Her Edward Red Mage series has been in development and revision for the whole time I’ve known her, and the first two books are finally out; she self-published for various reasons, and I think she made a smart move. In Cloak of Obscurity, the first book in the series, the protagonist isn’t conventionally attractive, clever, or special in any of the usual ways. He can drink a dwarf under the table, and eat as much as five dwarves at a time; he thinks he’s stupid, ugly, fat, and slow. But every time he turns around he’s saving someone’s life, solving a mystery, uncovering secrets, and generally drawing the attention of dukes, princes, kings, queens, and powerful mages. The ebook is available through Smashwords, and you can read a sample there. Take a look.
The followup volume, Queen Isabeau’s Book, develops Edward Red Mage further, giving him considerably more self-confidence and setting him against bigger and badder enemies with more at stake–the Queen’s life is in grave danger from an unknown enemy, and Edward is searching for the source of the threat, more than willing to risk his own life for the good of the kingdom. Edward also falls head over heels in love with a completely unsuitable young lady and learns rather a lot about Life In General thereby. I enjoyed the hell out of this book, and since I’ve been reading her work for years, I can tell you that the next book will slam things into even higher gear. I can’t wait to get to the editorial stage on that one!
For doll enthusiasts, Angela P. Wade also has a lovely array of doll clothing and patterns on her etsy page.
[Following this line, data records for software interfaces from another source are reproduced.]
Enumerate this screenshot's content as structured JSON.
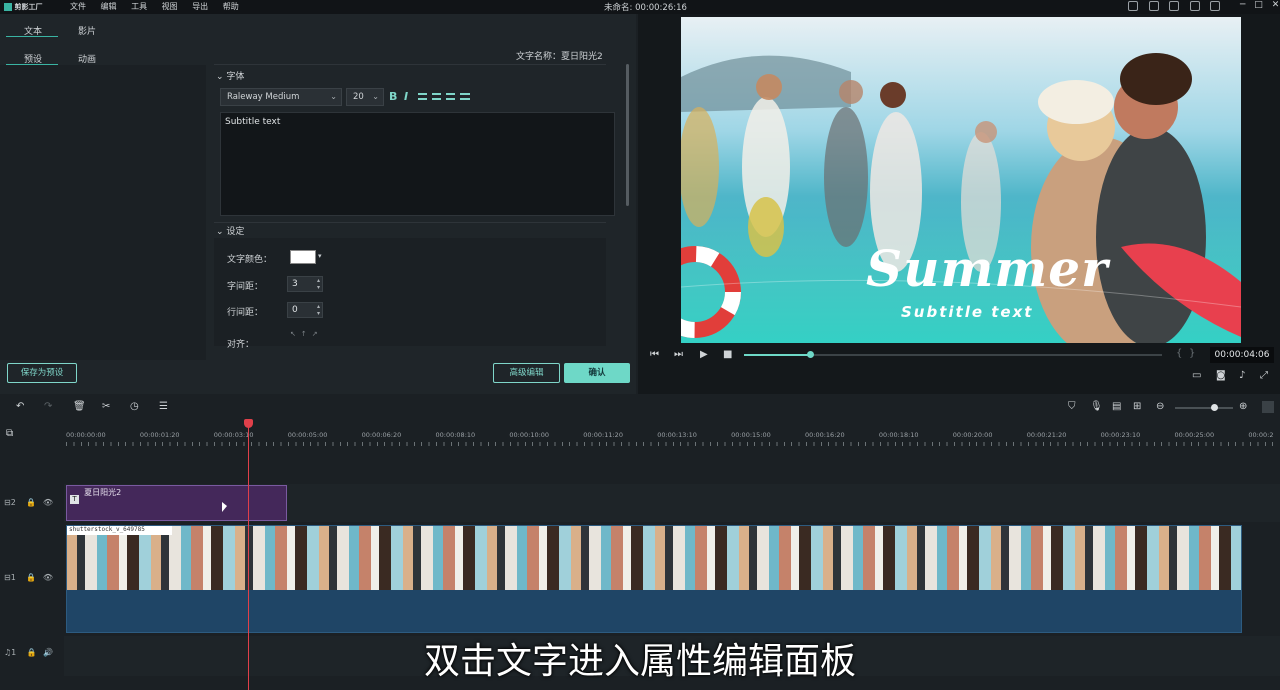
{
  "titlebar": {
    "logo": "剪影工厂",
    "menu": [
      "文件",
      "编辑",
      "工具",
      "视图",
      "导出",
      "帮助"
    ],
    "project": "未命名: 00:00:26:16"
  },
  "tabs": {
    "text": "文本",
    "video": "影片",
    "preset": "预设",
    "animation": "动画"
  },
  "text_name": "文字名称：夏日阳光2",
  "font_section": "字体",
  "font": {
    "family": "Raleway Medium",
    "size": "20",
    "bold": "B",
    "italic": "I"
  },
  "text_content": "Subtitle text",
  "settings_section": "设定",
  "settings": {
    "color_label": "文字颜色：",
    "letter_spacing_label": "字间距：",
    "letter_spacing_value": "3",
    "line_spacing_label": "行间距：",
    "line_spacing_value": "0",
    "align_label": "对齐："
  },
  "buttons": {
    "save_preset": "保存为预设",
    "advanced": "高级编辑",
    "confirm": "确认"
  },
  "preview": {
    "title": "Summer",
    "subtitle": "Subtitle text",
    "timecode": "00:00:04:06"
  },
  "ruler": [
    "00:00:00:00",
    "00:00:01:20",
    "00:00:03:10",
    "00:00:05:00",
    "00:00:06:20",
    "00:00:08:10",
    "00:00:10:00",
    "00:00:11:20",
    "00:00:13:10",
    "00:00:15:00",
    "00:00:16:20",
    "00:00:18:10",
    "00:00:20:00",
    "00:00:21:20",
    "00:00:23:10",
    "00:00:25:00",
    "00:00:2"
  ],
  "tracks": {
    "t2": "2",
    "t1": "1",
    "a1": "1",
    "title_clip": "夏日阳光2",
    "video_clip": "shutterstock_v_649785"
  },
  "caption": "双击文字进入属性编辑面板"
}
Moving to the younger end of the scale, I came across a couple of really fun kid’s books recently. Lisa M. Becker and illustrator Rachael Mahaffey teamed up on Have You Ever Seen…, which I found to be a very, very cute concept. For example: “Have you ever seen a crab call a cab? Have you ever seen a cow take a bow?” The illustrations are delightful, and I can definitely see reading this to a toddler with great results. Unfortunately the author doesn’t seem to have a solid social media presence or web site at this time, so the best I can do is direct you to the Amazon page to take a look at the book.
Mahaffey, however, does have more on tap than this one book; she also illustrated An Ordinary Toad’s Extraordinary Night, another charming kid’s book by author Joanne McGonagle. In Ordinary, a young toad wonders “whether his life would be more interesting had be been hatched a frog.” He sets out to ask his grandfather, and along the way discovers and delivers a lot of information about amphibians to the reader. It’s a fun read that educates even as it amuses. The difference in styles between the two books is remarkable; one is very watercolor-blurry, the other more cartoonish in its clear lines and sharp colors. I liked them both, and I had fun browsing through McGonagle’s portfolio online. If you’re looking for a children’s book illustrator, she’s definitely a good name to look up.
I’m going to close out there; I think I’ve added enough to your TBR list for one day! If you do take any of the above suggestions, please also remember that the best gift you can possibly give an author is a review. Post on Goodreads or B&N*, Facebook, Twitter–tell your friends, get others to read the book as well!
Now go forth–Read and Enjoy!
* I’ve stopped recommending Amazon as a place to leave reviews because it’s put some really absurd restrictions into place that have directly hurt authors. For more details on that, check out Anne R Allen’s blog post on the topic.